In the past thirty years, two fundamental issues have emerged in the philosophy of science. One concerns the appropriate attitude we should take towards scientific theories--whether we should regard them as true or merely empirically adequate, for example. The other concerns the nature of scientific theories and models and how these might best be represented. In this ambitious book, da Costa and French bring these two issues together by arguing that theories and models should be regarded as partially rather than wholly true. They adopt a framework that sheds new light on issues to do with belief, theory acceptance, and the realism-antirealism debate. The new machinery of "partial structures" that they develop offers a new perspective from which to view the nature of scientific models and their heuristic development.
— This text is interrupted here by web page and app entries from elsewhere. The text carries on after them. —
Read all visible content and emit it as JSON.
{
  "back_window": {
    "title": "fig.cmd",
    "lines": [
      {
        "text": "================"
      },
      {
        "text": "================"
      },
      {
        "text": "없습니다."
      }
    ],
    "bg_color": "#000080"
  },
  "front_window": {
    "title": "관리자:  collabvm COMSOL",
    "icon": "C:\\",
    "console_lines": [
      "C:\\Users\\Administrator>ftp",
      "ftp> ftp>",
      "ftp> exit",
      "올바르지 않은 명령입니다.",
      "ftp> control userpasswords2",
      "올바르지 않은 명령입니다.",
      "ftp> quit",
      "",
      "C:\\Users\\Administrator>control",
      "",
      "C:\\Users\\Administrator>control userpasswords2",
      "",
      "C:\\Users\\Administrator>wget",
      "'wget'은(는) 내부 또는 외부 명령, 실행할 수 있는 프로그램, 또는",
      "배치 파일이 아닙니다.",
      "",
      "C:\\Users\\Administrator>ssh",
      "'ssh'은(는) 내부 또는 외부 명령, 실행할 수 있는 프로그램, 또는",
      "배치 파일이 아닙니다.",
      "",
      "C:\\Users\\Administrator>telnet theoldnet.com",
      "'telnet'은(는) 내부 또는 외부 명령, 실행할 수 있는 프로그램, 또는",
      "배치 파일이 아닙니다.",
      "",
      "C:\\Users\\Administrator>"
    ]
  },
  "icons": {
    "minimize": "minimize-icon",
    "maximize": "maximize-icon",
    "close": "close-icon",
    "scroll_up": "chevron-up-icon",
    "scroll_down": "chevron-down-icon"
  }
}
Their conclusions will be of wide interest to philosophers and historians of science.

The Scientific Image

Author : Bas C. Van Fraassen
ISBN : 0198244274
Genre : Science
File Size : 56. 70 MB
Format : PDF, Docs
Download : 351
Read : 1143

Get This Book


The aim of The Scientific Image is to develop an empiricist alternative to both logical positivism and scientific realism. Against positivism, the author insists on a literal interpretation of the language of science, and on an irreducibly pragmatic dimension of theory acceptance. Against realism he argues that the central aim of science is empirical adequacy, and that the only belief involved in the acceptance of a scientific theory is belief that the theory fits the observable phenomena. To substatiate this, the book presents three mutually supporting theories concerning science. The first is an account of the relation between a scientific theory and the empirical world. The second is a new theory of explanation and why-questions, according to which the explanatory power of a theory is a pragmatic aspect which goes beyond its empirical import, but which provides no additional reasons for believing it. And the third is an interpretation of probability in physical theory, with reference to both classical and quantum physics. The presentation of these three central theses is preceded by two chapters which provide an informal introduction to current debates in the philosophy of science, particularly concerning scientific realism.

Top Download:

Best Books